Records drawn from a dataset
-*-*-
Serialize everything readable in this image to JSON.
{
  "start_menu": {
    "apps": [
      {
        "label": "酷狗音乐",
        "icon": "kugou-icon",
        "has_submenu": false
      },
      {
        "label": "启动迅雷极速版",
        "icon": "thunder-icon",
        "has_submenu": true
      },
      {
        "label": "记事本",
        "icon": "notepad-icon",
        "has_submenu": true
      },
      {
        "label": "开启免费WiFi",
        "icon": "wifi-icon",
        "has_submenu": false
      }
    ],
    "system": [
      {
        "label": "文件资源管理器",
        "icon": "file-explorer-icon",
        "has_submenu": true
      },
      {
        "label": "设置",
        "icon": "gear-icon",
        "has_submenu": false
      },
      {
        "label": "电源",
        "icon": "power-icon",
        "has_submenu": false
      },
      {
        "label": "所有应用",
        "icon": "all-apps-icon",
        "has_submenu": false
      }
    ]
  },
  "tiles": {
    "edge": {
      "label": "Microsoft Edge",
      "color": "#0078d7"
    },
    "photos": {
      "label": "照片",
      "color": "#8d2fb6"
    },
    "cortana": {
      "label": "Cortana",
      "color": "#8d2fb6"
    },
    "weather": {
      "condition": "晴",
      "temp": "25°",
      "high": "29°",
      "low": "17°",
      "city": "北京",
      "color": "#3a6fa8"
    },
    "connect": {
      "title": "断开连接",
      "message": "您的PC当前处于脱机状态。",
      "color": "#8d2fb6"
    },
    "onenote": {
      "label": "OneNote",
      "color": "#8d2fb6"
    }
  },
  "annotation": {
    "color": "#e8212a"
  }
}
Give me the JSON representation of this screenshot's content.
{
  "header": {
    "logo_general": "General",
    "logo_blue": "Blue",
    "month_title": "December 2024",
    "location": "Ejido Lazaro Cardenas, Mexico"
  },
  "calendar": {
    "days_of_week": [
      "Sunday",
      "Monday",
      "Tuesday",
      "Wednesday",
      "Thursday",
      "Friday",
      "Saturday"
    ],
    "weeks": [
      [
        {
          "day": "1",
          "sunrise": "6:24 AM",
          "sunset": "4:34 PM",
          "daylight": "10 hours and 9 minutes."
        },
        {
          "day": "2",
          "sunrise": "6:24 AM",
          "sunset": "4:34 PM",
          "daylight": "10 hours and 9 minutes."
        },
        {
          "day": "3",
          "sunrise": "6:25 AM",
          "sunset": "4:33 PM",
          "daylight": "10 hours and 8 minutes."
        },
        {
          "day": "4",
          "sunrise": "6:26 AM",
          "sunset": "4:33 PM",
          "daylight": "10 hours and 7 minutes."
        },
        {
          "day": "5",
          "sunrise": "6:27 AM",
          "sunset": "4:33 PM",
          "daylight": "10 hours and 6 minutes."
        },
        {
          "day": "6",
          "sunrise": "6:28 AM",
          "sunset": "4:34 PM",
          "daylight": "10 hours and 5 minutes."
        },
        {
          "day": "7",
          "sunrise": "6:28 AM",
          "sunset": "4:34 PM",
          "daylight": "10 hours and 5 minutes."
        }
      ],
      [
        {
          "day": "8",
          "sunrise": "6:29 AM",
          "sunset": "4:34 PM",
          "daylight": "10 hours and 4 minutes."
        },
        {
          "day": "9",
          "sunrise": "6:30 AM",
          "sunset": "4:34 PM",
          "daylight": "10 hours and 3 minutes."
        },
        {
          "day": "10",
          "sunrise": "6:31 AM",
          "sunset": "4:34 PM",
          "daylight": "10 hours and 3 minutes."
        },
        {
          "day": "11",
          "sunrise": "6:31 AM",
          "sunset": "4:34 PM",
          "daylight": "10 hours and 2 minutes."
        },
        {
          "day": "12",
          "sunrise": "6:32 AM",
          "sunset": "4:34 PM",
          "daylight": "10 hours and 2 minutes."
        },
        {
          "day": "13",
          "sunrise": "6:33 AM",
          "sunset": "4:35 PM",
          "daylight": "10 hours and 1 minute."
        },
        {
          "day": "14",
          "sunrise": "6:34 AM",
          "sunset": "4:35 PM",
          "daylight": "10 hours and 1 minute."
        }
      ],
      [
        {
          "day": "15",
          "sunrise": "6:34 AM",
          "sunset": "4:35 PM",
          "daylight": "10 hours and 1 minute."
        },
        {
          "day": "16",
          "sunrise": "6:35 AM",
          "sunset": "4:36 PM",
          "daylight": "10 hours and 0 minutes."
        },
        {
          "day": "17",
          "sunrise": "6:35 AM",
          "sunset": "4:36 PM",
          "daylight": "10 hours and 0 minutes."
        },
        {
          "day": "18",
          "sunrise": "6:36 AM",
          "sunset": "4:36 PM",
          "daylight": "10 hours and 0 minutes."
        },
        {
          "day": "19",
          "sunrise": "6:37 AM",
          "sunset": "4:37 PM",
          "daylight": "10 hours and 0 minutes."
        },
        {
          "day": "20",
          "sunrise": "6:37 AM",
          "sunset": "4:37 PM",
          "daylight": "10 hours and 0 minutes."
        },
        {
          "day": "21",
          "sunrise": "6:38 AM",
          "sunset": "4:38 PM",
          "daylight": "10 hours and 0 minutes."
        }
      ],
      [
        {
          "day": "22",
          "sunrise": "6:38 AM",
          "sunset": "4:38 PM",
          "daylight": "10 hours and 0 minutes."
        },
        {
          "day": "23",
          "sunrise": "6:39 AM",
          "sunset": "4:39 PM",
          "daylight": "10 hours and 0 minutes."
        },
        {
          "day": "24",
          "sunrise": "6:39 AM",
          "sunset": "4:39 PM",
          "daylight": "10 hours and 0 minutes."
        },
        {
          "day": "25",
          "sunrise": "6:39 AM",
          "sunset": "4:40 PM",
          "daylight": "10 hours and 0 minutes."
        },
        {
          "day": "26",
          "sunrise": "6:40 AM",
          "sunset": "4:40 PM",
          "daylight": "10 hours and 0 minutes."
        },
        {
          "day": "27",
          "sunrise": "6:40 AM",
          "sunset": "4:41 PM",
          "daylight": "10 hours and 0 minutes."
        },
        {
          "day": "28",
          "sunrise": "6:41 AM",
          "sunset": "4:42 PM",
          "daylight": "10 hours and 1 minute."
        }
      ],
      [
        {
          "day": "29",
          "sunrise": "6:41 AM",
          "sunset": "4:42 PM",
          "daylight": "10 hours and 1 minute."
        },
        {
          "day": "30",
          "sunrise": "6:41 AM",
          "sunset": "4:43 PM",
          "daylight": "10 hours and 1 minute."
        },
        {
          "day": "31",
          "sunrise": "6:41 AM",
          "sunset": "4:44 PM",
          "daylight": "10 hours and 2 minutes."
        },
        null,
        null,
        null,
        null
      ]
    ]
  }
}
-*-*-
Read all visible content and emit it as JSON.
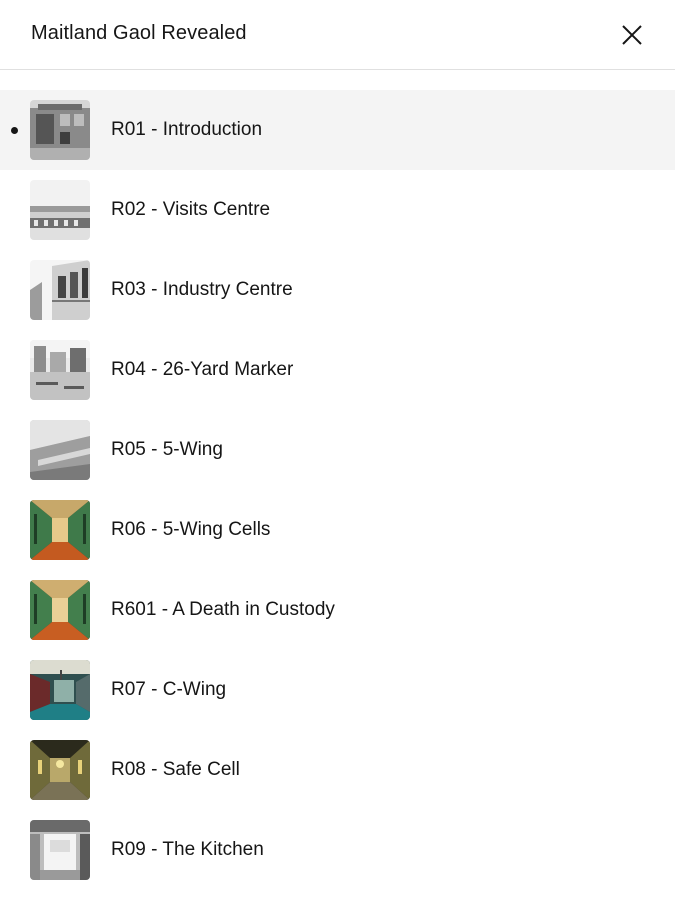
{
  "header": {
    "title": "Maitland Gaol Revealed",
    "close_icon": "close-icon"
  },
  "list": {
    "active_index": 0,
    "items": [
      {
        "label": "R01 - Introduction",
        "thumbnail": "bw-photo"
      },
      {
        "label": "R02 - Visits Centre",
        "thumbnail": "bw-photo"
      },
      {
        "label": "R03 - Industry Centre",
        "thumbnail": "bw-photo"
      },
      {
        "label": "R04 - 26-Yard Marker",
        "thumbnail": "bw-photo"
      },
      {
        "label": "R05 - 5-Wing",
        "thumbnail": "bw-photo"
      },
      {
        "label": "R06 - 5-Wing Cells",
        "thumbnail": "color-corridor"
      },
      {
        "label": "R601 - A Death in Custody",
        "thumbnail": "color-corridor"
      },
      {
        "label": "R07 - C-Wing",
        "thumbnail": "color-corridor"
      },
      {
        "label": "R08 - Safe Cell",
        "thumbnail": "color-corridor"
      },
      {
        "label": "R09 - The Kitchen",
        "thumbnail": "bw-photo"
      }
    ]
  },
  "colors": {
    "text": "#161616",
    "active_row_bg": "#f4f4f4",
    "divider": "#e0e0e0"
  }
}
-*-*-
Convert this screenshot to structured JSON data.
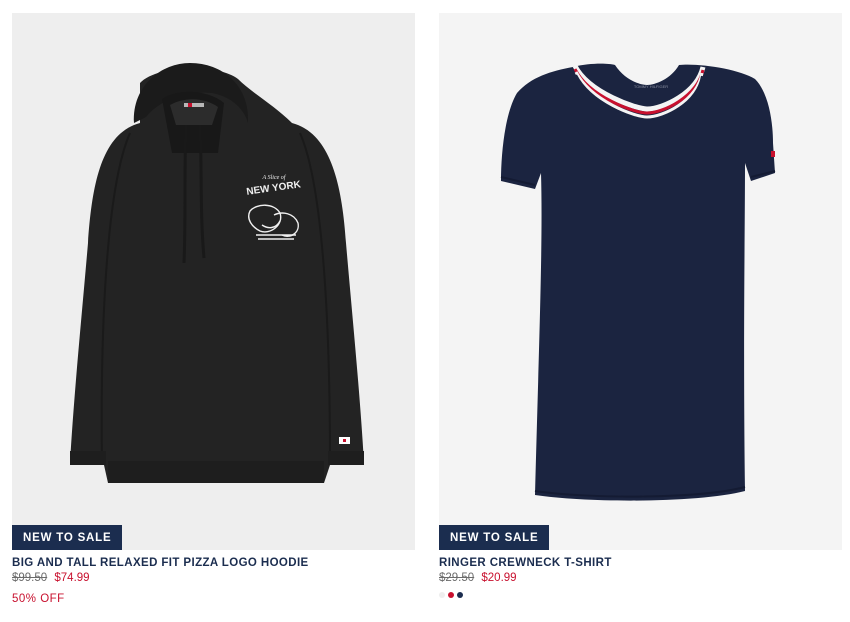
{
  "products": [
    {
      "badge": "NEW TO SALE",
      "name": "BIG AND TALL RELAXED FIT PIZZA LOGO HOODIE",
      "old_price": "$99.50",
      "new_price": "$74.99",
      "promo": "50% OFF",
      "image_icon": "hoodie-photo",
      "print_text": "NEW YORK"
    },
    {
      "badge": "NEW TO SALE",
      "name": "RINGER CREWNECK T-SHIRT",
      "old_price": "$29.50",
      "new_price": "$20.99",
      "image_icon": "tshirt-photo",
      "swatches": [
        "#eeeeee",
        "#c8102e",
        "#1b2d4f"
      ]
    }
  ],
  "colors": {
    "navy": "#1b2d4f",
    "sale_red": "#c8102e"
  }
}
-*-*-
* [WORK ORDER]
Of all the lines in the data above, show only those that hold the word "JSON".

* [WRITTEN REPLY]
Serialize everything readable in this image to JSON.
Give me the JSON representation of this screenshot's content.
Read all visible content and emit it as JSON.
Convert this screenshot to structured JSON data.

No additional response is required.